To the casual observer, Russian New Year’s is just a combination of Christmas and New Year’s Eve. There’s the Christmas dinner, the exchanging of gifts, champagne, and watching the clock. However, this is a superficial difference. New Year’s is something entirely alien; America is a country of Puritans – Russian New Year’s is a bacchanalia ratting the windows. Although it begins with very stout traditions, the main idea is “don’t touch us for two weeks! Lay off our Russian people from the first to the thirteenth of January!!”, to quote a Russian song.
Tradition Number 1: Olivye Salad. Like all Russian salads, this is a mayonnaise based heart-attack. It began as a concoction of expensive meats with mayonnaise in pre-Revolutionary Russia, and after Sovietization slowly became a vegetable-based pastiche with mayonnaise; unlike in America, where every family makes their own Christmas dinner, in Russia, a New Year’s without Olivye Salad is like Christmas without a tree.
Tradition Number 2: The President’s Speech. Can you imagine Americans all gathering round to listen to the President at Christmas or New Year’s as we raise our champagne flutes? Of course not. But that’s probably because Dick Clark spent 40 years introducing us to people we like more than our Presidents – rock stars. In Russia, the President gets the last 10 minutes before the clock strikes midnight to tell everyone how great they all are, and insert a bit of national pride into their holiday mood. This year, Putin used it to “welcome Crimea home”, as he put it.

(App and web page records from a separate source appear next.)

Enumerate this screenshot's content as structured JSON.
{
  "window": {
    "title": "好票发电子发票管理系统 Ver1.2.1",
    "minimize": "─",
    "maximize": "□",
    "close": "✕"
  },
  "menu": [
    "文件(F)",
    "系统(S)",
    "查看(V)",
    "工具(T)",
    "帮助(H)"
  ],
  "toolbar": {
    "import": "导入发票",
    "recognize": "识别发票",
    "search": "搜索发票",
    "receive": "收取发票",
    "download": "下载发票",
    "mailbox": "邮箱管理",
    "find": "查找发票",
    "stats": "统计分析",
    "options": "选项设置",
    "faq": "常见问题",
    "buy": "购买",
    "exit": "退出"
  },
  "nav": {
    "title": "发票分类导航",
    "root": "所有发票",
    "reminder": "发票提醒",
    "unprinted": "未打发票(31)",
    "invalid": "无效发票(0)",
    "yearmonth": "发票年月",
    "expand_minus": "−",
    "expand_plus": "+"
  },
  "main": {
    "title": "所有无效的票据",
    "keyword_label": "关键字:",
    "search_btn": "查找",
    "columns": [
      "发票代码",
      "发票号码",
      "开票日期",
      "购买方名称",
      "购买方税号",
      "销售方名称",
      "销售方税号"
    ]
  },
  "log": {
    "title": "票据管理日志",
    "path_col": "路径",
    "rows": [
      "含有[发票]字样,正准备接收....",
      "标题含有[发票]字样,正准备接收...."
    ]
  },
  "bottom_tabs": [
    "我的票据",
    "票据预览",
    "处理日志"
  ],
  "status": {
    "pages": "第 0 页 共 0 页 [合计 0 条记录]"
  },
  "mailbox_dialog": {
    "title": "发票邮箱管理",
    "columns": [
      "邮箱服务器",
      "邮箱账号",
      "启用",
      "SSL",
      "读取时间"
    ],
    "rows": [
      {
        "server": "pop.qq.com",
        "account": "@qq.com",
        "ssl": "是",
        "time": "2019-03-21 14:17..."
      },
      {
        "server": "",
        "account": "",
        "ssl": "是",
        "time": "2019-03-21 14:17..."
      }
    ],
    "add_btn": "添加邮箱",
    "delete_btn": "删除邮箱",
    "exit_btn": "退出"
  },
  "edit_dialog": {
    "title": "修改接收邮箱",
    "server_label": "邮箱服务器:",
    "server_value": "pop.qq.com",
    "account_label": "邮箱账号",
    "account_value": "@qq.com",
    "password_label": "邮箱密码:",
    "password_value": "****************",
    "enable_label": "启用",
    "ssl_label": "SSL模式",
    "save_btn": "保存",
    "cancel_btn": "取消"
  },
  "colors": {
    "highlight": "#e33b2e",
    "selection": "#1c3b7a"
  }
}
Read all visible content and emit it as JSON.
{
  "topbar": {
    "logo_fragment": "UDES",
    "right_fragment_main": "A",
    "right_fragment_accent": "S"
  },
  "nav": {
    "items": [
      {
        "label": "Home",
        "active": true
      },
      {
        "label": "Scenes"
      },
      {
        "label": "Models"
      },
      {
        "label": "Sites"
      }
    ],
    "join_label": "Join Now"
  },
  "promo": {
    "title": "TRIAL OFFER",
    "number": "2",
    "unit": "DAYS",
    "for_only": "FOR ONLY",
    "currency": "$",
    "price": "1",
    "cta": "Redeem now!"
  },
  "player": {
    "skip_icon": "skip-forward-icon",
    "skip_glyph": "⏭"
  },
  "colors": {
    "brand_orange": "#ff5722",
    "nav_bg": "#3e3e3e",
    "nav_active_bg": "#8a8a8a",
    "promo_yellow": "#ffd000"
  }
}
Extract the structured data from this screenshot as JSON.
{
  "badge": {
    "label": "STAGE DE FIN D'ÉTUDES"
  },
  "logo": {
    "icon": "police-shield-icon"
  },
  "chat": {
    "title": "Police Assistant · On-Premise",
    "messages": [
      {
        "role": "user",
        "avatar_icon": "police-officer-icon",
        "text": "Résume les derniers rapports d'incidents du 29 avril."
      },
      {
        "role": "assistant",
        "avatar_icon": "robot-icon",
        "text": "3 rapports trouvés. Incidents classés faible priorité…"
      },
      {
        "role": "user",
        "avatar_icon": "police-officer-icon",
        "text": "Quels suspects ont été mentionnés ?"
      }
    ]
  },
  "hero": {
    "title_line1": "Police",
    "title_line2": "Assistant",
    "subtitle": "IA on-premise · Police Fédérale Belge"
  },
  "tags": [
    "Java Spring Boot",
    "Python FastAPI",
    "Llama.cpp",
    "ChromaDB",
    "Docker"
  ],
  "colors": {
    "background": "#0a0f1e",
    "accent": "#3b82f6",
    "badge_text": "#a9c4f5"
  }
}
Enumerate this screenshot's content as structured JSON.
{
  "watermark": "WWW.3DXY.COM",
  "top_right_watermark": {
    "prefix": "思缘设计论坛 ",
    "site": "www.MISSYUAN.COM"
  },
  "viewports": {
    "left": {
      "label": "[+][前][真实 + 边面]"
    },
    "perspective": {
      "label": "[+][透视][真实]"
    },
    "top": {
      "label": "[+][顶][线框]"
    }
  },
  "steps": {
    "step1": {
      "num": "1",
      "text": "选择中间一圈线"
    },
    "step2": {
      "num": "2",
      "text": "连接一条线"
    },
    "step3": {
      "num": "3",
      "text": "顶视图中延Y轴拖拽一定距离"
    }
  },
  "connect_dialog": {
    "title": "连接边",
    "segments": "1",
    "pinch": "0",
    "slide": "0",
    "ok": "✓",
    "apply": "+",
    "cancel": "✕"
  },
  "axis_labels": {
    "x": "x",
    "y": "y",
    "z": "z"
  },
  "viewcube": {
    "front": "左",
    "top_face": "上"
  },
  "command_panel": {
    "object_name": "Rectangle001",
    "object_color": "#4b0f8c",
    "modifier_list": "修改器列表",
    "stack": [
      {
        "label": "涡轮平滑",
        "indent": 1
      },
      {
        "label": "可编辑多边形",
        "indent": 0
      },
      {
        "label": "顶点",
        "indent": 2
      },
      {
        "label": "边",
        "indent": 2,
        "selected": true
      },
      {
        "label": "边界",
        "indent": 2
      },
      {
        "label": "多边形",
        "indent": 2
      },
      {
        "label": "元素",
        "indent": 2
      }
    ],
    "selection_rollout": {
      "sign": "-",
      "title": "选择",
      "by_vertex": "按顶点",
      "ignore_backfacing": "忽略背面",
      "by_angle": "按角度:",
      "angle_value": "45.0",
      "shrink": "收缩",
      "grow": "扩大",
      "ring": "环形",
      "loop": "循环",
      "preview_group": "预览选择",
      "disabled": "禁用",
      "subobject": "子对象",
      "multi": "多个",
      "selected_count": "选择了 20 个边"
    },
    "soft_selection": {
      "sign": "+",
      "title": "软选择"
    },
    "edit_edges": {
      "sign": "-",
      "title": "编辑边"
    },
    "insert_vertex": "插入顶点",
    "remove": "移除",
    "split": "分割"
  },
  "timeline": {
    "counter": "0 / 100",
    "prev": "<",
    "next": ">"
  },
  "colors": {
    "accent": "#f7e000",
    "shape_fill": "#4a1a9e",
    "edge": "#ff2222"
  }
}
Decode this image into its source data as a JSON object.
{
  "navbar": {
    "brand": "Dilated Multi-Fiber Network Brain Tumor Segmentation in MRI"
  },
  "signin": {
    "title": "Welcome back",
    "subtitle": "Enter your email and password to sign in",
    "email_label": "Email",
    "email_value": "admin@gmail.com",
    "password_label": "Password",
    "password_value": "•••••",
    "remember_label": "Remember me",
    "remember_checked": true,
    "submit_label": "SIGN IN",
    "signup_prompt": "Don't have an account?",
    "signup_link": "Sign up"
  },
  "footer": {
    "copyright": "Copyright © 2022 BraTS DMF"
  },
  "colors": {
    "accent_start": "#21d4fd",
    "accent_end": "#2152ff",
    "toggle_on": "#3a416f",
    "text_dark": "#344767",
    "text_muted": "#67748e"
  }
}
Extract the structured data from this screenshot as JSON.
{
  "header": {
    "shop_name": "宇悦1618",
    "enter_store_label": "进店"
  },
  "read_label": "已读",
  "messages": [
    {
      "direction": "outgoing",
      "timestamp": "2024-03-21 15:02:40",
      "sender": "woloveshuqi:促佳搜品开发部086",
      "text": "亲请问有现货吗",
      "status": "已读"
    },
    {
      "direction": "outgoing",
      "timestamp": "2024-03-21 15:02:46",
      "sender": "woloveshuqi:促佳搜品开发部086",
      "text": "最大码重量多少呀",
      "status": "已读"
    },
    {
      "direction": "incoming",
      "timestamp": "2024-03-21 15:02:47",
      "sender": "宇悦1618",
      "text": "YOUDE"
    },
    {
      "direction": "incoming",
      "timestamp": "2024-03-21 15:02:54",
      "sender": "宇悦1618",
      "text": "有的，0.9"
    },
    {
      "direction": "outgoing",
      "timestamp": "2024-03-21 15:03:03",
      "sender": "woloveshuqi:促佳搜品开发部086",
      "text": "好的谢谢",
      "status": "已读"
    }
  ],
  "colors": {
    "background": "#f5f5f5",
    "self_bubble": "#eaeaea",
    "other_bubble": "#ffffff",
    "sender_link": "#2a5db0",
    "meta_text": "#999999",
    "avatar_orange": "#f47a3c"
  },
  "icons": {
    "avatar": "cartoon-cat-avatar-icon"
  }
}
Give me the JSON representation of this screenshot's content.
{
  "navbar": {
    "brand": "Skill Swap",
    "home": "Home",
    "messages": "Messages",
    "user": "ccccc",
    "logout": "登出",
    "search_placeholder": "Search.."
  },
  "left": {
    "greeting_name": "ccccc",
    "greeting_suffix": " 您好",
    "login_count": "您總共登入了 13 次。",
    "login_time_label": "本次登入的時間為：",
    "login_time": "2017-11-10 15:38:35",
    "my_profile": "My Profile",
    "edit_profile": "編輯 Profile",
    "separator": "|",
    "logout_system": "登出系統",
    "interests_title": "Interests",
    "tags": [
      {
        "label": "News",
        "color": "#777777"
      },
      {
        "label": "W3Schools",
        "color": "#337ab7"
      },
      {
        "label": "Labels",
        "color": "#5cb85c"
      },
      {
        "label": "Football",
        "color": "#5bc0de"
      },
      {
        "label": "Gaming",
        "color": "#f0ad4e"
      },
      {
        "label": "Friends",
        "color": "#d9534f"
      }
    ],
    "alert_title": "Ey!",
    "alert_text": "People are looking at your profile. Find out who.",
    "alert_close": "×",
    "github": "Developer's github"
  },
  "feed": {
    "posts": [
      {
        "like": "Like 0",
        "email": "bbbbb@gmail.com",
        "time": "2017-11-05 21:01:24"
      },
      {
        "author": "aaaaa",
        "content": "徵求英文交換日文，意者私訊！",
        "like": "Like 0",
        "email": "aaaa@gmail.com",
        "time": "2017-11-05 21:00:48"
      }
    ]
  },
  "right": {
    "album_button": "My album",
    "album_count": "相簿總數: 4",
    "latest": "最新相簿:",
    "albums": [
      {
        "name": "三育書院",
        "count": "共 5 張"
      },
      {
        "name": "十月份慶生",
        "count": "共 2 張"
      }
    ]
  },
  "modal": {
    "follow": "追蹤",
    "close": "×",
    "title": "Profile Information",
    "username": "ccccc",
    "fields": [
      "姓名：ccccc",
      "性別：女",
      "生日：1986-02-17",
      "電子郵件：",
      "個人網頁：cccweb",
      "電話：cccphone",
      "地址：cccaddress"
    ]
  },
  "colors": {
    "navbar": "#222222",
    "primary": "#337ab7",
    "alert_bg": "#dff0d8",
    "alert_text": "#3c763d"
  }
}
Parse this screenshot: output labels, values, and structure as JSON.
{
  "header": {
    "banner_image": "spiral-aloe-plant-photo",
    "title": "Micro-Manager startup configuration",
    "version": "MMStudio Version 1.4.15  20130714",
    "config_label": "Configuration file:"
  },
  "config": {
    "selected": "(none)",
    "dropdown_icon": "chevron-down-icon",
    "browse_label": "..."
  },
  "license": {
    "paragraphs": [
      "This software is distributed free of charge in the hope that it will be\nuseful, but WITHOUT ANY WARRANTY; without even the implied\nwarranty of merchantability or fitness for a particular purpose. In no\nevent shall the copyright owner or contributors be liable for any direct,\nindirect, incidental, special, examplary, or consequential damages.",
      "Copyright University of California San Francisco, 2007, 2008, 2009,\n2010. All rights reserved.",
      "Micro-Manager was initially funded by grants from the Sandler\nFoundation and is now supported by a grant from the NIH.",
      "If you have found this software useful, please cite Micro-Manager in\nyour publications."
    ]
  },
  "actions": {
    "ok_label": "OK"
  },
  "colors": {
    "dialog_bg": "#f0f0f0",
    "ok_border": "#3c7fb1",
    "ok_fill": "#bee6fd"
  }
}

Tradition Number 3: Drink your burning wishes! The moment the President has stopped speechifying (everything in Russia is recorded ahead of time: check out the ridiculously staged everything in annual New Year’s program – it’s recorded in October, apparently) the clock strikes midnight. You then have to immediately write down your heart’s deepest desire on a little piece of paper or, more often than not, napkin, light it on fire, toss the burning scrap into your champagne flute, and drink it up before the clock stops striking.
All of this is somewhat superficial though. The main difference is what comes after New Year’s: another ten days off work (usually, the break starts several days before New Years) . Of course, there are stores that are open, but they also show how different this holiday is from the American counterpart. The shelves aren’t restocked for several days afterwards. Presumably, they’re presuming that everyone is eating holiday leftovers, kind the week of turkey sandwiches, turkey soup, and other turkey remains following Thanksgiving. I, having not planned for this, am subsisting on cured sausages, mussels, and kompote, a juice made from boiled fruit, having ventured out onto the empty streets to find that the shelves of the open stores have yet to be restocked.
Visits with family, excessive drinking, getting out of the city, vacations to Europe or Turkey generally commence the 3rd of 4th of January – the 2nd is devoted to sleep and rehydration. There doesn’t seem to be anything else particularly unusual about what the Russians do with those two weeks; but it’s the fact of the two weeks that is remarkable and unusual. What on earth would we do in the US with required two weeks off?